## WHAT YOU WILL DO
Give every entry again, exactly.

──────── STORED DATA

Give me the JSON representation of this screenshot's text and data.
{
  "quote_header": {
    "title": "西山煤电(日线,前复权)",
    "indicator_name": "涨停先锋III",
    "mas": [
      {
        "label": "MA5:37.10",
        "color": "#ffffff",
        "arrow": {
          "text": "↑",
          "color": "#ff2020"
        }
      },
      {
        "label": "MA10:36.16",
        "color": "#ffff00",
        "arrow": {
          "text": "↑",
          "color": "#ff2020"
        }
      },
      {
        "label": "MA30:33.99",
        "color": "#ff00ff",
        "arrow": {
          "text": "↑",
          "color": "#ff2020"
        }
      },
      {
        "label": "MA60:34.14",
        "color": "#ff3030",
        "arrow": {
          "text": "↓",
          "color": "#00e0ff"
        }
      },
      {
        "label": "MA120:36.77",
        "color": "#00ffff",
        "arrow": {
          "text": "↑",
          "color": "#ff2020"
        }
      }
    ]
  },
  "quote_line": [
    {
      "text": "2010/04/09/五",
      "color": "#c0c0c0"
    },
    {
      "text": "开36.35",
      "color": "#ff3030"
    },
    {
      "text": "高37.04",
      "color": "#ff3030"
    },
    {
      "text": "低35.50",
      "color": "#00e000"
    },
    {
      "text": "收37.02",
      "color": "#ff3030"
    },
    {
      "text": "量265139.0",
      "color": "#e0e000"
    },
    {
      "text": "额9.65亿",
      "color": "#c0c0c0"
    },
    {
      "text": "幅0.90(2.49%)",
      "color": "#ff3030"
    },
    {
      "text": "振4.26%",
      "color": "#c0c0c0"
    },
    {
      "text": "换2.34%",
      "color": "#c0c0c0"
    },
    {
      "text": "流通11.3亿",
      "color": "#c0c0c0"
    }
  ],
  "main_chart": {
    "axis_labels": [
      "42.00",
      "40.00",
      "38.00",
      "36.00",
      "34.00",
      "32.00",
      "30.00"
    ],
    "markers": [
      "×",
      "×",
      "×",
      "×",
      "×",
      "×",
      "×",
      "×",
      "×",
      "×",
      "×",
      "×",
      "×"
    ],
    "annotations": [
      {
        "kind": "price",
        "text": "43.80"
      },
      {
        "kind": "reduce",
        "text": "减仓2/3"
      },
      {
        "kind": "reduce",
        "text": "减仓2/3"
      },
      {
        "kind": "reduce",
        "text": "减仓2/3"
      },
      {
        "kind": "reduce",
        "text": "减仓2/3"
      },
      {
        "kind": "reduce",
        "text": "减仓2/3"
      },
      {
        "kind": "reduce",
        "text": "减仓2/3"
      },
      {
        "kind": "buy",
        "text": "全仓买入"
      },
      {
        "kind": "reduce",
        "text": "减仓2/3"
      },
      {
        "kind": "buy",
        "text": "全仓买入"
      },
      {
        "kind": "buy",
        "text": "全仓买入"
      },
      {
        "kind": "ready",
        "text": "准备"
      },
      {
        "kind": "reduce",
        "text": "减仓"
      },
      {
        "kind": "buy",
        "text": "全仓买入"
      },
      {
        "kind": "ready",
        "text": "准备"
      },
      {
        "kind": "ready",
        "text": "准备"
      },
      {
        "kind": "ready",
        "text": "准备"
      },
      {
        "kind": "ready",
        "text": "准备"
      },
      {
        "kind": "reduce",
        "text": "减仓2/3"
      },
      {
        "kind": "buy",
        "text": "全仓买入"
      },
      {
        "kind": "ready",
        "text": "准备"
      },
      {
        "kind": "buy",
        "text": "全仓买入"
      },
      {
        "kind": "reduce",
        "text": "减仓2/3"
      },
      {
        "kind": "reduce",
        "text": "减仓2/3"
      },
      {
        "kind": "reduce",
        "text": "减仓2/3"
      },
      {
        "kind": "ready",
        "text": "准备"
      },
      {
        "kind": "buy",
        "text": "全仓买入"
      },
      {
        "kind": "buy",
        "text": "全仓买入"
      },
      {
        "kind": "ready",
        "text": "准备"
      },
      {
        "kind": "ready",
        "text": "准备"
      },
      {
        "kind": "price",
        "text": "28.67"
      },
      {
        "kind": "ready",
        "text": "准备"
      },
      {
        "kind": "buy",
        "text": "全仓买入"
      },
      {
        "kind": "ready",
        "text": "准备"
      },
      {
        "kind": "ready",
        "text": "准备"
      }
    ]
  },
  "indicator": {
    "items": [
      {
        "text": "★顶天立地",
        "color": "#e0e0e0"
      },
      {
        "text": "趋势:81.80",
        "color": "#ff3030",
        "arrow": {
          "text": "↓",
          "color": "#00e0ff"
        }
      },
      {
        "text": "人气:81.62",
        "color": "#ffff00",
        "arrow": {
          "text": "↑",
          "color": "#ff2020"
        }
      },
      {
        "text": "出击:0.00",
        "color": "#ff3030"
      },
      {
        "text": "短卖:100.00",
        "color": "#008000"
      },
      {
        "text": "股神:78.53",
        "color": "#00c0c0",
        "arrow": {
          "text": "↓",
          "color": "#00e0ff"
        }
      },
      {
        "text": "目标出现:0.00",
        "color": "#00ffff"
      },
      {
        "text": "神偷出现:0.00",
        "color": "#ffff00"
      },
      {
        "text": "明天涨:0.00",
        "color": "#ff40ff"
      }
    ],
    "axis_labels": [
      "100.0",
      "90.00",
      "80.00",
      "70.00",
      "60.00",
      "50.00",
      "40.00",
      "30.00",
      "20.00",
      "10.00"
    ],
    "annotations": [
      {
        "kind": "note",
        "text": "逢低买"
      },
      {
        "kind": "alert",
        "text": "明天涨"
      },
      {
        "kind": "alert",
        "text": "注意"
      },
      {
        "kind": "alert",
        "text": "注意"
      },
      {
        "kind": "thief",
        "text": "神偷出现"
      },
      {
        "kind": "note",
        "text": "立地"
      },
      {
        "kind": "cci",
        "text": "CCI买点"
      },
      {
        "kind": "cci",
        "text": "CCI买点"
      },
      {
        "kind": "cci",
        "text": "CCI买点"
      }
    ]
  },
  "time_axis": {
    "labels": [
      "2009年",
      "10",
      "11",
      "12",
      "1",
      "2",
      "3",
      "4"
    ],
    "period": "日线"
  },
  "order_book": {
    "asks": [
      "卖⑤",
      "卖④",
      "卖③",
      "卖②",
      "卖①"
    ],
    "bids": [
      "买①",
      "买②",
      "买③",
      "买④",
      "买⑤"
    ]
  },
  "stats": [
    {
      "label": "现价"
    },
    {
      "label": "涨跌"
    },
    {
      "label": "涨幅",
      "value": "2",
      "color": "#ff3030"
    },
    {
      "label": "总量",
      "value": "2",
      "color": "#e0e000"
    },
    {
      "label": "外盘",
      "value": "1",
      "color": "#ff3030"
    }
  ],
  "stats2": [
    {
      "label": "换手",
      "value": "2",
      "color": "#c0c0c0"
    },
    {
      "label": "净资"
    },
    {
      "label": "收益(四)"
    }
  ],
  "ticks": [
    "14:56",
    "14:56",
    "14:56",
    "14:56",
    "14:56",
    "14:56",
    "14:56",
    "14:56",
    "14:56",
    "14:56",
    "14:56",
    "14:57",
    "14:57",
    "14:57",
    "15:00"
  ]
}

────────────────

## FINAL ANSWER
Give me the JSON representation of this screenshot's text and data.
{
  "quote_header": {
    "title": "西山煤电(日线,前复权)",
    "indicator_name": "涨停先锋III",
    "mas": [
      {
        "label": "MA5:37.10",
        "color": "#ffffff",
        "arrow": {
          "text": "↑",
          "color": "#ff2020"
        }
      },
      {
        "label": "MA10:36.16",
        "color": "#ffff00",
        "arrow": {
          "text": "↑",
          "color": "#ff2020"
        }
      },
      {
        "label": "MA30:33.99",
        "color": "#ff00ff",
        "arrow": {
          "text": "↑",
          "color": "#ff2020"
        }
      },
      {
        "label": "MA60:34.14",
        "color": "#ff3030",
        "arrow": {
          "text": "↓",
          "color": "#00e0ff"
        }
      },
      {
        "label": "MA120:36.77",
        "color": "#00ffff",
        "arrow": {
          "text": "↑",
          "color": "#ff2020"
        }
      }
    ]
  },
  "quote_line": [
    {
      "text": "2010/04/09/五",
      "color": "#c0c0c0"
    },
    {
      "text": "开36.35",
      "color": "#ff3030"
    },
    {
      "text": "高37.04",
      "color": "#ff3030"
    },
    {
      "text": "低35.50",
      "color": "#00e000"
    },
    {
      "text": "收37.02",
      "color": "#ff3030"
    },
    {
      "text": "量265139.0",
      "color": "#e0e000"
    },
    {
      "text": "额9.65亿",
      "color": "#c0c0c0"
    },
    {
      "text": "幅0.90(2.49%)",
      "color": "#ff3030"
    },
    {
      "text": "振4.26%",
      "color": "#c0c0c0"
    },
    {
      "text": "换2.34%",
      "color": "#c0c0c0"
    },
    {
      "text": "流通11.3亿",
      "color": "#c0c0c0"
    }
  ],
  "main_chart": {
    "axis_labels": [
      "42.00",
      "40.00",
      "38.00",
      "36.00",
      "34.00",
      "32.00",
      "30.00"
    ],
    "markers": [
      "×",
      "×",
      "×",
      "×",
      "×",
      "×",
      "×",
      "×",
      "×",
      "×",
      "×",
      "×",
      "×"
    ],
    "annotations": [
      {
        "kind": "price",
        "text": "43.80"
      },
      {
        "kind": "reduce",
        "text": "减仓2/3"
      },
      {
        "kind": "reduce",
        "text": "减仓2/3"
      },
      {
        "kind": "reduce",
        "text": "减仓2/3"
      },
      {
        "kind": "reduce",
        "text": "减仓2/3"
      },
      {
        "kind": "reduce",
        "text": "减仓2/3"
      },
      {
        "kind": "reduce",
        "text": "减仓2/3"
      },
      {
        "kind": "buy",
        "text": "全仓买入"
      },
      {
        "kind": "reduce",
        "text": "减仓2/3"
      },
      {
        "kind": "buy",
        "text": "全仓买入"
      },
      {
        "kind": "buy",
        "text": "全仓买入"
      },
      {
        "kind": "ready",
        "text": "准备"
      },
      {
        "kind": "reduce",
        "text": "减仓"
      },
      {
        "kind": "buy",
        "text": "全仓买入"
      },
      {
        "kind": "ready",
        "text": "准备"
      },
      {
        "kind": "ready",
        "text": "准备"
      },
      {
        "kind": "ready",
        "text": "准备"
      },
      {
        "kind": "ready",
        "text": "准备"
      },
      {
        "kind": "reduce",
        "text": "减仓2/3"
      },
      {
        "kind": "buy",
        "text": "全仓买入"
      },
      {
        "kind": "ready",
        "text": "准备"
      },
      {
        "kind": "buy",
        "text": "全仓买入"
      },
      {
        "kind": "reduce",
        "text": "减仓2/3"
      },
      {
        "kind": "reduce",
        "text": "减仓2/3"
      },
      {
        "kind": "reduce",
        "text": "减仓2/3"
      },
      {
        "kind": "ready",
        "text": "准备"
      },
      {
        "kind": "buy",
        "text": "全仓买入"
      },
      {
        "kind": "buy",
        "text": "全仓买入"
      },
      {
        "kind": "ready",
        "text": "准备"
      },
      {
        "kind": "ready",
        "text": "准备"
      },
      {
        "kind": "price",
        "text": "28.67"
      },
      {
        "kind": "ready",
        "text": "准备"
      },
      {
        "kind": "buy",
        "text": "全仓买入"
      },
      {
        "kind": "ready",
        "text": "准备"
      },
      {
        "kind": "ready",
        "text": "准备"
      }
    ]
  },
  "indicator": {
    "items": [
      {
        "text": "★顶天立地",
        "color": "#e0e0e0"
      },
      {
        "text": "趋势:81.80",
        "color": "#ff3030",
        "arrow": {
          "text": "↓",
          "color": "#00e0ff"
        }
      },
      {
        "text": "人气:81.62",
        "color": "#ffff00",
        "arrow": {
          "text": "↑",
          "color": "#ff2020"
        }
      },
      {
        "text": "出击:0.00",
        "color": "#ff3030"
      },
      {
        "text": "短卖:100.00",
        "color": "#008000"
      },
      {
        "text": "股神:78.53",
        "color": "#00c0c0",
        "arrow": {
          "text": "↓",
          "color": "#00e0ff"
        }
      },
      {
        "text": "目标出现:0.00",
        "color": "#00ffff"
      },
      {
        "text": "神偷出现:0.00",
        "color": "#ffff00"
      },
      {
        "text": "明天涨:0.00",
        "color": "#ff40ff"
      }
    ],
    "axis_labels": [
      "100.0",
      "90.00",
      "80.00",
      "70.00",
      "60.00",
      "50.00",
      "40.00",
      "30.00",
      "20.00",
      "10.00"
    ],
    "annotations": [
      {
        "kind": "note",
        "text": "逢低买"
      },
      {
        "kind": "alert",
        "text": "明天涨"
      },
      {
        "kind": "alert",
        "text": "注意"
      },
      {
        "kind": "alert",
        "text": "注意"
      },
      {
        "kind": "thief",
        "text": "神偷出现"
      },
      {
        "kind": "note",
        "text": "立地"
      },
      {
        "kind": "cci",
        "text": "CCI买点"
      },
      {
        "kind": "cci",
        "text": "CCI买点"
      },
      {
        "kind": "cci",
        "text": "CCI买点"
      }
    ]
  },
  "time_axis": {
    "labels": [
      "2009年",
      "10",
      "11",
      "12",
      "1",
      "2",
      "3",
      "4"
    ],
    "period": "日线"
  },
  "order_book": {
    "asks": [
      "卖⑤",
      "卖④",
      "卖③",
      "卖②",
      "卖①"
    ],
    "bids": [
      "买①",
      "买②",
      "买③",
      "买④",
      "买⑤"
    ]
  },
  "stats": [
    {
      "label": "现价"
    },
    {
      "label": "涨跌"
    },
    {
      "label": "涨幅",
      "value": "2",
      "color": "#ff3030"
    },
    {
      "label": "总量",
      "value": "2",
      "color": "#e0e000"
    },
    {
      "label": "外盘",
      "value": "1",
      "color": "#ff3030"
    }
  ],
  "stats2": [
    {
      "label": "换手",
      "value": "2",
      "color": "#c0c0c0"
    },
    {
      "label": "净资"
    },
    {
      "label": "收益(四)"
    }
  ],
  "ticks": [
    "14:56",
    "14:56",
    "14:56",
    "14:56",
    "14:56",
    "14:56",
    "14:56",
    "14:56",
    "14:56",
    "14:56",
    "14:56",
    "14:57",
    "14:57",
    "14:57",
    "15:00"
  ]
}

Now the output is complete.